Activity
Please restate the data word for word.

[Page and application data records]

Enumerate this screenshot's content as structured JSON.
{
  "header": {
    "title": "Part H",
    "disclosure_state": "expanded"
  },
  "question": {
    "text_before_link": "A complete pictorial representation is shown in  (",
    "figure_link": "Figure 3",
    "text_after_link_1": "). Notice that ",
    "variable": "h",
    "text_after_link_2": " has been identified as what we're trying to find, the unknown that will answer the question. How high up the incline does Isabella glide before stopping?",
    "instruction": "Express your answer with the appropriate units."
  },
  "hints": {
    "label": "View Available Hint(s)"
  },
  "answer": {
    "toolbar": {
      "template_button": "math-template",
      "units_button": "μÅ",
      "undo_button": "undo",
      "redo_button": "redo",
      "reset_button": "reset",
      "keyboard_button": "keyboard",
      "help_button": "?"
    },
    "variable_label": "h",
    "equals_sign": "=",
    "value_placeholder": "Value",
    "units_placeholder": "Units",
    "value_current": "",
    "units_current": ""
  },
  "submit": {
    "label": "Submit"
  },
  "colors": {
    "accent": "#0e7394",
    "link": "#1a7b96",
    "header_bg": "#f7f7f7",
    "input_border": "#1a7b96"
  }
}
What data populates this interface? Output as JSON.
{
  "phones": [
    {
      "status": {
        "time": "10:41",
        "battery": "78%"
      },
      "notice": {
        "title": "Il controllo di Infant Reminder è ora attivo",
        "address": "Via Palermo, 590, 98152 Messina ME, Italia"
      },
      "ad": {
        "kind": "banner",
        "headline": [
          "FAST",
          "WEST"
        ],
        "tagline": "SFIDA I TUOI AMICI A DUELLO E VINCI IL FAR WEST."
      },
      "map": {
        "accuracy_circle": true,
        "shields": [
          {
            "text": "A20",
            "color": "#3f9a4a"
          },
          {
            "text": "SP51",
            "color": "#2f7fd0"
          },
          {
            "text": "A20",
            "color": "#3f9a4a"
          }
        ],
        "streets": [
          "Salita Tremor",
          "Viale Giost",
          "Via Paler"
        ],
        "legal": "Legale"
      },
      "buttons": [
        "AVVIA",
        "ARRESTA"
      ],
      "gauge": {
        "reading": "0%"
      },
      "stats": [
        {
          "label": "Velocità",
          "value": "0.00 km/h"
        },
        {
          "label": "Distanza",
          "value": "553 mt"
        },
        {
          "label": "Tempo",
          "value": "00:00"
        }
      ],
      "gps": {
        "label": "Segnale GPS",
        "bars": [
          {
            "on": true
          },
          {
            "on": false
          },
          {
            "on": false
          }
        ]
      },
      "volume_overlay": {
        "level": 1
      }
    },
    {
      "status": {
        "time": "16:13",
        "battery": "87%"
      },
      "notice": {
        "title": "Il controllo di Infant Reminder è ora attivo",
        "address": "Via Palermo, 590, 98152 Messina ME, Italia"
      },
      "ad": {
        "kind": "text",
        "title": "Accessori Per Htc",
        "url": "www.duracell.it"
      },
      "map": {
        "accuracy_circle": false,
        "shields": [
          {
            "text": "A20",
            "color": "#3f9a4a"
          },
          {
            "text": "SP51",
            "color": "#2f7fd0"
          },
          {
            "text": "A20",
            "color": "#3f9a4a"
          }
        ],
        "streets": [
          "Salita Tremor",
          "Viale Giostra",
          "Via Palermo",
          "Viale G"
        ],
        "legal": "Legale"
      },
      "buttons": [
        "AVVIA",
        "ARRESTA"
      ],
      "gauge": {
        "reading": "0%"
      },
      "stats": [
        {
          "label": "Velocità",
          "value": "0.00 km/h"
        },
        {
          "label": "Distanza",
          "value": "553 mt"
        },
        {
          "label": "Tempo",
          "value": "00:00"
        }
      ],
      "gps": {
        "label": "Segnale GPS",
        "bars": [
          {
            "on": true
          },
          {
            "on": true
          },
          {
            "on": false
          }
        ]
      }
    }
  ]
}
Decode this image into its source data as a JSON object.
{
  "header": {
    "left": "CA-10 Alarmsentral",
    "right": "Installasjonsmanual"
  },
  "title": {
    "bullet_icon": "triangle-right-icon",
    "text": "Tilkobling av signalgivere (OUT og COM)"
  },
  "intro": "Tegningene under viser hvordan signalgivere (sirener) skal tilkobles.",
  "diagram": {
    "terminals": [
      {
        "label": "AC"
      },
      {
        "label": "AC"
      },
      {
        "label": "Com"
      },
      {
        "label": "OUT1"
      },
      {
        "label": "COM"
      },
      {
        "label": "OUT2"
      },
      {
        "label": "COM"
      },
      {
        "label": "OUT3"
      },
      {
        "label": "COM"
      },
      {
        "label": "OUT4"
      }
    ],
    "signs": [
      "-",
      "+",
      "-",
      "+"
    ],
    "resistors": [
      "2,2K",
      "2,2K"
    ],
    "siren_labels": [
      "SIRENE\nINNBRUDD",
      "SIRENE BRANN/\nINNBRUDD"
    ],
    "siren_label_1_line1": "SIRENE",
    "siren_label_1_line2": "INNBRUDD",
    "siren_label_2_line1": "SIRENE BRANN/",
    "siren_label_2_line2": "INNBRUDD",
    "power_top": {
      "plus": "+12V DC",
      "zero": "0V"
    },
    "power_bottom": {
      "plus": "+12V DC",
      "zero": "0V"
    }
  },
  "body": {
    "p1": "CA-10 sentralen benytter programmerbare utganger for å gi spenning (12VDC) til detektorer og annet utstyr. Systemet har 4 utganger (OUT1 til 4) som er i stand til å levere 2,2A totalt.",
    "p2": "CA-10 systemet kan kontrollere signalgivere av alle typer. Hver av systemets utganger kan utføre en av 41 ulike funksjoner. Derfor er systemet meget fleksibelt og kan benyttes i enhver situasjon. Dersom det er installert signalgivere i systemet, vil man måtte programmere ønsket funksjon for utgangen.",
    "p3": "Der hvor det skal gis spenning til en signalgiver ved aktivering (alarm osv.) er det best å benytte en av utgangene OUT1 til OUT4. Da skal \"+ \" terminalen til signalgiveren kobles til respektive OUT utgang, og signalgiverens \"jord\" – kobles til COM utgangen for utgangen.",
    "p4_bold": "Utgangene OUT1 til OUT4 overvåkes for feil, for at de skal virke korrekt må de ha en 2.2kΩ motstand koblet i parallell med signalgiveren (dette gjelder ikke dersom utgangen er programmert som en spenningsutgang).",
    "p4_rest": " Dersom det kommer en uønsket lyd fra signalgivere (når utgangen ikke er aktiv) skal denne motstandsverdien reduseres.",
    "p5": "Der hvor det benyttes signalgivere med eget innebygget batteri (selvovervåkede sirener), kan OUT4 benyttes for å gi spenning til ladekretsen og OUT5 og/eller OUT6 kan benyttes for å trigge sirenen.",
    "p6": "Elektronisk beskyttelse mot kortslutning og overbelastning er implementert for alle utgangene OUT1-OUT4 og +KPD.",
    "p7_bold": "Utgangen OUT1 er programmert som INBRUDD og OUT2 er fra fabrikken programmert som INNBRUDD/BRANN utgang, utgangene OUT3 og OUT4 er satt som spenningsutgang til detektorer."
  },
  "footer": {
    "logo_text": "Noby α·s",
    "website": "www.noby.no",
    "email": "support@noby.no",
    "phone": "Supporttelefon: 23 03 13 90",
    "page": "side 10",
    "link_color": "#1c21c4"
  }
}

Solution
Enumerate this screenshot's content as structured JSON.
{
  "header": {
    "title": "Part H",
    "disclosure_state": "expanded"
  },
  "question": {
    "text_before_link": "A complete pictorial representation is shown in  (",
    "figure_link": "Figure 3",
    "text_after_link_1": "). Notice that ",
    "variable": "h",
    "text_after_link_2": " has been identified as what we're trying to find, the unknown that will answer the question. How high up the incline does Isabella glide before stopping?",
    "instruction": "Express your answer with the appropriate units."
  },
  "hints": {
    "label": "View Available Hint(s)"
  },
  "answer": {
    "toolbar": {
      "template_button": "math-template",
      "units_button": "μÅ",
      "undo_button": "undo",
      "redo_button": "redo",
      "reset_button": "reset",
      "keyboard_button": "keyboard",
      "help_button": "?"
    },
    "variable_label": "h",
    "equals_sign": "=",
    "value_placeholder": "Value",
    "units_placeholder": "Units",
    "value_current": "",
    "units_current": ""
  },
  "submit": {
    "label": "Submit"
  },
  "colors": {
    "accent": "#0e7394",
    "link": "#1a7b96",
    "header_bg": "#f7f7f7",
    "input_border": "#1a7b96"
  }
}
What data populates this interface? Output as JSON.
{
  "phones": [
    {
      "status": {
        "time": "10:41",
        "battery": "78%"
      },
      "notice": {
        "title": "Il controllo di Infant Reminder è ora attivo",
        "address": "Via Palermo, 590, 98152 Messina ME, Italia"
      },
      "ad": {
        "kind": "banner",
        "headline": [
          "FAST",
          "WEST"
        ],
        "tagline": "SFIDA I TUOI AMICI A DUELLO E VINCI IL FAR WEST."
      },
      "map": {
        "accuracy_circle": true,
        "shields": [
          {
            "text": "A20",
            "color": "#3f9a4a"
          },
          {
            "text": "SP51",
            "color": "#2f7fd0"
          },
          {
            "text": "A20",
            "color": "#3f9a4a"
          }
        ],
        "streets": [
          "Salita Tremor",
          "Viale Giost",
          "Via Paler"
        ],
        "legal": "Legale"
      },
      "buttons": [
        "AVVIA",
        "ARRESTA"
      ],
      "gauge": {
        "reading": "0%"
      },
      "stats": [
        {
          "label": "Velocità",
          "value": "0.00 km/h"
        },
        {
          "label": "Distanza",
          "value": "553 mt"
        },
        {
          "label": "Tempo",
          "value": "00:00"
        }
      ],
      "gps": {
        "label": "Segnale GPS",
        "bars": [
          {
            "on": true
          },
          {
            "on": false
          },
          {
            "on": false
          }
        ]
      },
      "volume_overlay": {
        "level": 1
      }
    },
    {
      "status": {
        "time": "16:13",
        "battery": "87%"
      },
      "notice": {
        "title": "Il controllo di Infant Reminder è ora attivo",
        "address": "Via Palermo, 590, 98152 Messina ME, Italia"
      },
      "ad": {
        "kind": "text",
        "title": "Accessori Per Htc",
        "url": "www.duracell.it"
      },
      "map": {
        "accuracy_circle": false,
        "shields": [
          {
            "text": "A20",
            "color": "#3f9a4a"
          },
          {
            "text": "SP51",
            "color": "#2f7fd0"
          },
          {
            "text": "A20",
            "color": "#3f9a4a"
          }
        ],
        "streets": [
          "Salita Tremor",
          "Viale Giostra",
          "Via Palermo",
          "Viale G"
        ],
        "legal": "Legale"
      },
      "buttons": [
        "AVVIA",
        "ARRESTA"
      ],
      "gauge": {
        "reading": "0%"
      },
      "stats": [
        {
          "label": "Velocità",
          "value": "0.00 km/h"
        },
        {
          "label": "Distanza",
          "value": "553 mt"
        },
        {
          "label": "Tempo",
          "value": "00:00"
        }
      ],
      "gps": {
        "label": "Segnale GPS",
        "bars": [
          {
            "on": true
          },
          {
            "on": true
          },
          {
            "on": false
          }
        ]
      }
    }
  ]
}
Decode this image into its source data as a JSON object.
{
  "header": {
    "left": "CA-10 Alarmsentral",
    "right": "Installasjonsmanual"
  },
  "title": {
    "bullet_icon": "triangle-right-icon",
    "text": "Tilkobling av signalgivere (OUT og COM)"
  },
  "intro": "Tegningene under viser hvordan signalgivere (sirener) skal tilkobles.",
  "diagram": {
    "terminals": [
      {
        "label": "AC"
      },
      {
        "label": "AC"
      },
      {
        "label": "Com"
      },
      {
        "label": "OUT1"
      },
      {
        "label": "COM"
      },
      {
        "label": "OUT2"
      },
      {
        "label": "COM"
      },
      {
        "label": "OUT3"
      },
      {
        "label": "COM"
      },
      {
        "label": "OUT4"
      }
    ],
    "signs": [
      "-",
      "+",
      "-",
      "+"
    ],
    "resistors": [
      "2,2K",
      "2,2K"
    ],
    "siren_labels": [
      "SIRENE\nINNBRUDD",
      "SIRENE BRANN/\nINNBRUDD"
    ],
    "siren_label_1_line1": "SIRENE",
    "siren_label_1_line2": "INNBRUDD",
    "siren_label_2_line1": "SIRENE BRANN/",
    "siren_label_2_line2": "INNBRUDD",
    "power_top": {
      "plus": "+12V DC",
      "zero": "0V"
    },
    "power_bottom": {
      "plus": "+12V DC",
      "zero": "0V"
    }
  },
  "body": {
    "p1": "CA-10 sentralen benytter programmerbare utganger for å gi spenning (12VDC) til detektorer og annet utstyr. Systemet har 4 utganger (OUT1 til 4) som er i stand til å levere 2,2A totalt.",
    "p2": "CA-10 systemet kan kontrollere signalgivere av alle typer. Hver av systemets utganger kan utføre en av 41 ulike funksjoner. Derfor er systemet meget fleksibelt og kan benyttes i enhver situasjon. Dersom det er installert signalgivere i systemet, vil man måtte programmere ønsket funksjon for utgangen.",
    "p3": "Der hvor det skal gis spenning til en signalgiver ved aktivering (alarm osv.) er det best å benytte en av utgangene OUT1 til OUT4. Da skal \"+ \" terminalen til signalgiveren kobles til respektive OUT utgang, og signalgiverens \"jord\" – kobles til COM utgangen for utgangen.",
    "p4_bold": "Utgangene OUT1 til OUT4 overvåkes for feil, for at de skal virke korrekt må de ha en 2.2kΩ motstand koblet i parallell med signalgiveren (dette gjelder ikke dersom utgangen er programmert som en spenningsutgang).",
    "p4_rest": " Dersom det kommer en uønsket lyd fra signalgivere (når utgangen ikke er aktiv) skal denne motstandsverdien reduseres.",
    "p5": "Der hvor det benyttes signalgivere med eget innebygget batteri (selvovervåkede sirener), kan OUT4 benyttes for å gi spenning til ladekretsen og OUT5 og/eller OUT6 kan benyttes for å trigge sirenen.",
    "p6": "Elektronisk beskyttelse mot kortslutning og overbelastning er implementert for alle utgangene OUT1-OUT4 og +KPD.",
    "p7_bold": "Utgangen OUT1 er programmert som INBRUDD og OUT2 er fra fabrikken programmert som INNBRUDD/BRANN utgang, utgangene OUT3 og OUT4 er satt som spenningsutgang til detektorer."
  },
  "footer": {
    "logo_text": "Noby α·s",
    "website": "www.noby.no",
    "email": "support@noby.no",
    "phone": "Supporttelefon: 23 03 13 90",
    "page": "side 10",
    "link_color": "#1c21c4"
  }
}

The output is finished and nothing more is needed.